**What the exercise asks**
Using the listing below, count every line that contains the word "name"; respond with the count alone.

**Given records**

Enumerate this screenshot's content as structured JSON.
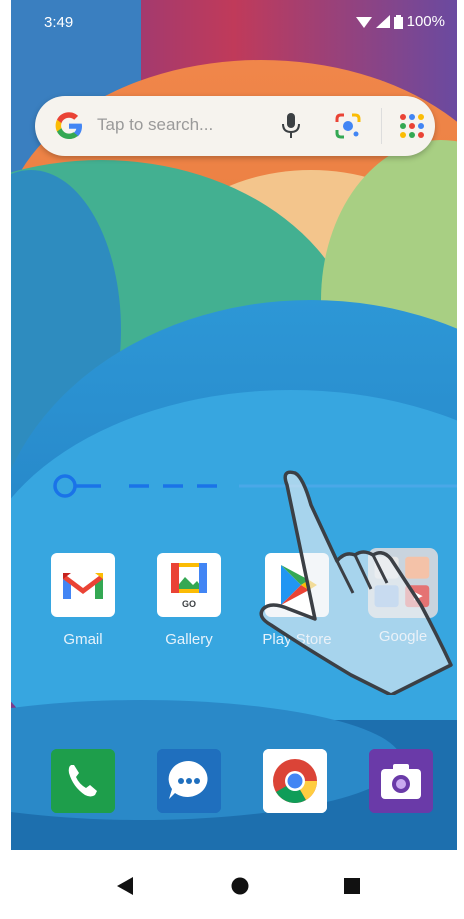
{
  "status_bar": {
    "time": "3:49",
    "battery": "100%"
  },
  "search": {
    "placeholder": "Tap to search..."
  },
  "home_apps": [
    {
      "label": "Gmail",
      "icon": "gmail-icon"
    },
    {
      "label": "Gallery",
      "icon": "gallery-icon",
      "badge": "GO"
    },
    {
      "label": "Play Store",
      "icon": "play-store-icon"
    },
    {
      "label": "Google",
      "icon": "google-folder-icon"
    }
  ],
  "dock_apps": [
    {
      "name": "Phone",
      "icon": "phone-icon"
    },
    {
      "name": "Messages",
      "icon": "messages-icon"
    },
    {
      "name": "Chrome",
      "icon": "chrome-icon"
    },
    {
      "name": "Camera",
      "icon": "camera-icon"
    }
  ],
  "nav": {
    "back": "back-icon",
    "home": "home-icon",
    "recents": "recents-icon"
  },
  "gesture": "swipe-hand-icon",
  "colors": {
    "accent": "#1a73e8",
    "search_bg": "#f6f3ee",
    "wallpaper_blue": "#2a8fcf"
  }
}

**Result for this task**
4